How to Get Rid of Armyworms: Armyworms can be removed by hand, which will have to be done at night. Once you have removed all the visible hungry caterpillars from your lettuce patch, you can spray your plants with neem oil.

If this method fails to get rid of an armyworm infestation, you could use a caterpillar spray. However, while this spray is marketed as an organic control, it will negatively impact the environment, so I’m in favor of using more natural methods in my garden.

8. Leafminers

Leafminers are the larvae of various flies that feed on the tissues inside leaves, creating distinctive yellowish-white tunnels or mines as they eat their way through.

The adult female leafminer flies insert their eggs directly into the leaves of your plants. The feeding habits of leafminer larvae can result in blotches in addition to the mines.

How to Get Rid of Them: As soon as you notice the yellowish-white trails in your lettuce leaves, remove them. Next, spray your plants with neem oil. This method will not immediately remove all leafminers from your plants, but it will disrupt their lifecycle enough that eventually, the problem should disappear.

9. Vegetable Weevils

Vegetable Weevils - Listroderes Costirostris
Vegetable Weevils – Listroderes Costirostris: Source

Vegetable weevils are a type of small beetle that could be behind your chewed lettuce leaves. These beetles and their larvae eat the roots and foliage of your lettuce plants.

Adult vegetable weevils have a distinctive elongated body shape with a broad snout-like projection extending from the head. Their coloration can vary but includes shades of brown, or gray. Their larvae are legless green or white grubs that live in the soil surrounding your lettuce plants.

If your lettuce is being eaten by vegetable weevils, you will notice irregular bite marks on the edges of your plant’s leaves.

How to Get Rid of Weevils: Adult vegetable weevils can be removed from your lettuce plants by hand, which you will need to do at night as these pests are nocturnal.

In addition to removing the beetles, you can set up trays of water around your lettuce, which the weevils will be drawn to. You can also use neem oil and spread diatomaceous earth around your lettuce plants.

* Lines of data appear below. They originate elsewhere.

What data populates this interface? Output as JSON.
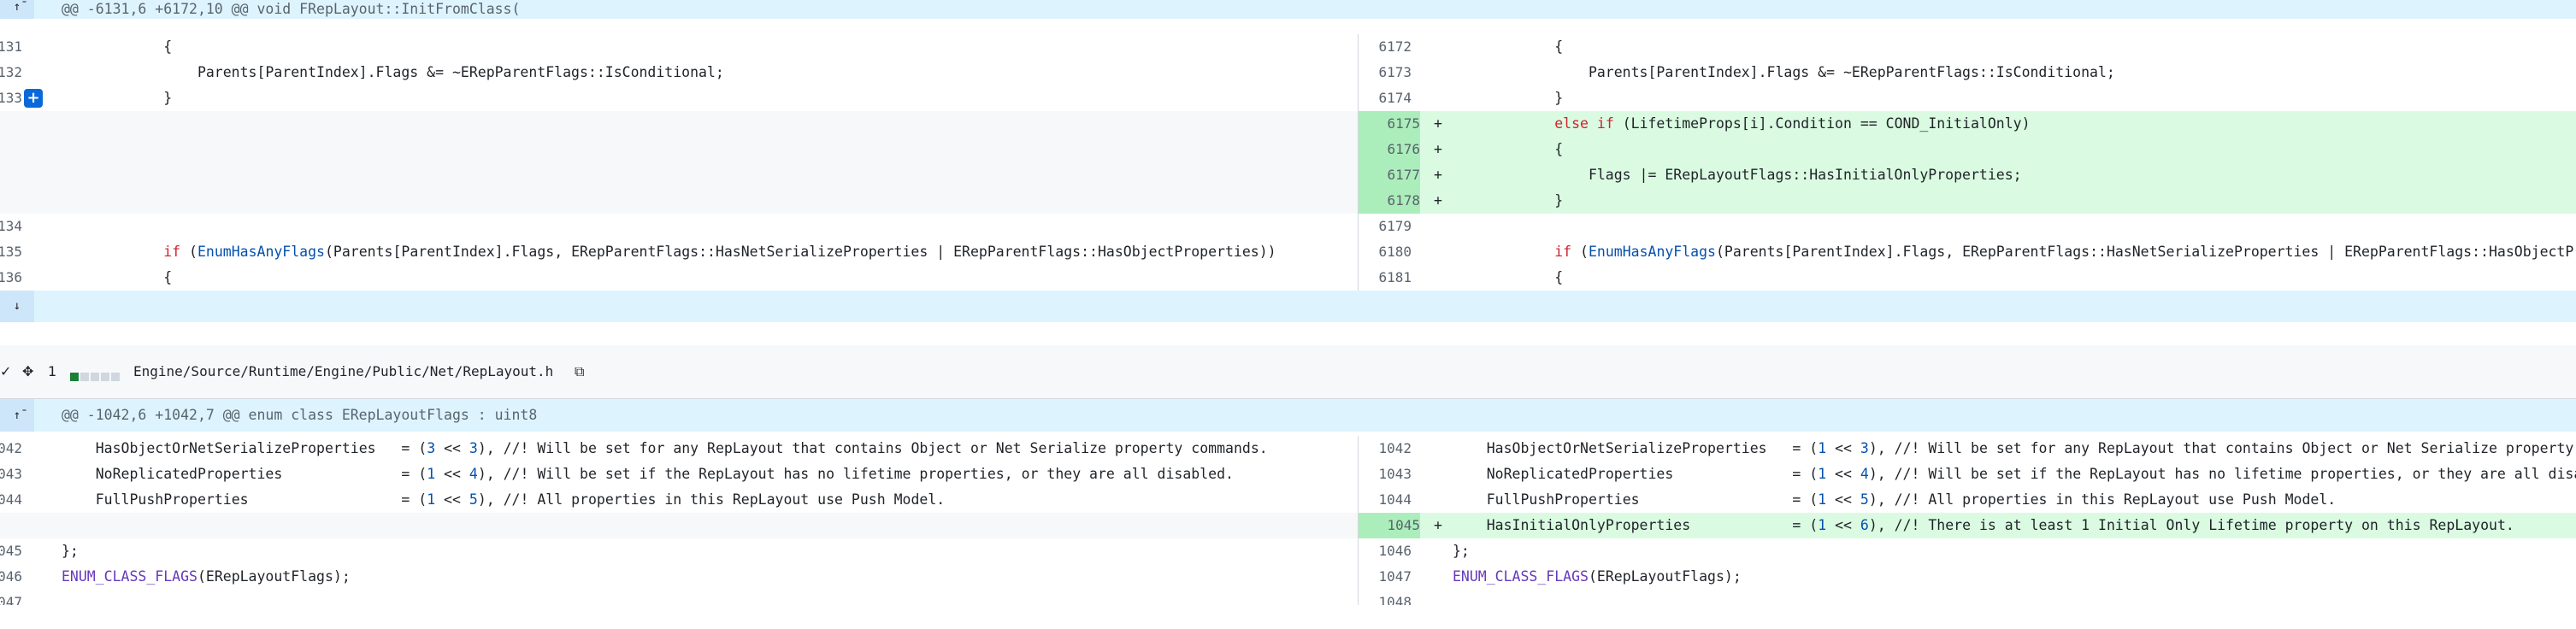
{
  "hunk1": {
    "expand_icon": "expand-up-icon",
    "header": "@@ -6131,6 +6172,10 @@ void FRepLayout::InitFromClass("
  },
  "rows1": [
    {
      "l_num": "131",
      "r_num": "6172",
      "code": "            {"
    },
    {
      "l_num": "132",
      "r_num": "6173",
      "code": "                Parents[ParentIndex].Flags &= ~ERepParentFlags::IsConditional;"
    },
    {
      "l_num": "133",
      "r_num": "6174",
      "code": "            }"
    },
    {
      "r_num": "6175",
      "code_r_kw": "else if",
      "code_r_rest": " (LifetimeProps[i].Condition == COND_InitialOnly)"
    },
    {
      "r_num": "6176",
      "code_r": "            {"
    },
    {
      "r_num": "6177",
      "code_r": "                Flags |= ERepLayoutFlags::HasInitialOnlyProperties;"
    },
    {
      "r_num": "6178",
      "code_r": "            }"
    },
    {
      "l_num": "134",
      "r_num": "6179",
      "code": ""
    },
    {
      "l_num": "135",
      "r_num": "6180"
    },
    {
      "l_num": "136",
      "r_num": "6181",
      "code": "            {"
    }
  ],
  "line135": {
    "kw": "if",
    "fn": "EnumHasAnyFlags",
    "rest_l": "(Parents[ParentIndex].Flags, ERepParentFlags::HasNetSerializeProperties | ERepParentFlags::HasObjectProperties))",
    "rest_r": "(Parents[ParentIndex].Flags, ERepParentFlags::HasNetSerializeProperties | ERepParentFlags::HasObjectPr"
  },
  "add_marker": "+",
  "expand_btn": "+",
  "hunk1_bottom": {
    "expand_icon": "expand-down-icon"
  },
  "file": {
    "collapse_icon": "chevron-check-icon",
    "move_icon": "move-icon",
    "change_count": "1",
    "path": "Engine/Source/Runtime/Engine/Public/Net/RepLayout.h",
    "copy_icon": "copy-icon",
    "diffstat": {
      "added": 1,
      "total": 5
    }
  },
  "hunk2": {
    "expand_icon": "expand-up-icon",
    "header": "@@ -1042,6 +1042,7 @@ enum class ERepLayoutFlags : uint8"
  },
  "rows2": [
    {
      "l_num": "042",
      "r_num": "1042",
      "name": "HasObjectOrNetSerializeProperties",
      "pad": "   ",
      "num": "3",
      "comment_l": "//! Will be set for any RepLayout that contains Object or Net Serialize property commands.",
      "comment_r": "//! Will be set for any RepLayout that contains Object or Net Serialize property"
    },
    {
      "l_num": "043",
      "r_num": "1043",
      "name": "NoReplicatedProperties",
      "pad": "              ",
      "num": "4",
      "comment_l": "//! Will be set if the RepLayout has no lifetime properties, or they are all disabled.",
      "comment_r": "//! Will be set if the RepLayout has no lifetime properties, or they are all disa"
    },
    {
      "l_num": "044",
      "r_num": "1044",
      "name": "FullPushProperties",
      "pad": "                  ",
      "num": "5",
      "comment_l": "//! All properties in this RepLayout use Push Model.",
      "comment_r": "//! All properties in this RepLayout use Push Model."
    },
    {
      "r_num": "1045",
      "name": "HasInitialOnlyProperties",
      "pad": "            ",
      "num": "6",
      "comment_r": "//! There is at least 1 Initial Only Lifetime property on this RepLayout."
    },
    {
      "l_num": "045",
      "r_num": "1046",
      "code": "};"
    },
    {
      "l_num": "046",
      "r_num": "1047",
      "fn": "ENUM_CLASS_FLAGS",
      "rest": "(ERepLayoutFlags);"
    },
    {
      "l_num": "047",
      "r_num": "1048"
    }
  ],
  "colors": {
    "hunk_bg": "#ddf4ff",
    "add_bg": "#dafbe1",
    "add_num_bg": "#aceebb",
    "empty_bg": "#f6f8fa",
    "keyword": "#cf222e",
    "function": "#6639ba",
    "number": "#0550ae",
    "button": "#0969da"
  }
}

For a particularly invasive weevil infestation, a pyrethrin garden insect spray can also be used. However, although this is an acceptable organic gardening spray, they do negatively impact the soil and beneficial insects in the garden.

10. Thrips

Western Flower Thrips - Frankliniella occidentalis
Western Flower Thrips – Frankliniella occidentalis: Source

Although there are over 6500 species of thrips, it is most commonly the Western Flower Thrips that are responsible for munching on lettuce leaves. These thrips are small, slender, insects with fringed wings, who like to feed on your lettuce plants. They do this by sucking out the cell tissue of lettuce leaves, which they also happen to do to other insects.

If these tiny insects (measuring 3/64 – 1/16 inches or 1-1.5mm) are eating your lettuce, the leaves of your plant will begin to look silver. The silver splotches will eventually turn brown. The leaves on your lettuce may also start to twist and curl. In addition, you may notice tiny black flecks on the leaves, which are the insects’ feces.

As mentioned, there are many varieties of thrips, and many of them are actually beneficial and known as predatory thrips. They will eat the eggs of other pest insects, including the Western Flower thrips and insects such as aphids. So correctly identifying the thrips variety is important before trying to get rid of them.

How to Get Rid of Thrips: Once you know you are dealing with the Western Flower thrips, the first thing you will need to do is prune any damaged leaves off the lettuce. You can also dislodge thrips from your plants by shaking your lettuce, catching the startled insects in a cloth or container.

Another tip is to hose thrips off with water or gently vacuum them off the plant with an old vacuum cleaner – if you have one handy.

But the simplest way to prevent thrips from landing on your lettuce is to cover your plants with floating row covers. You can also use neem oil on the plants and sticky traps like these ones around the garden.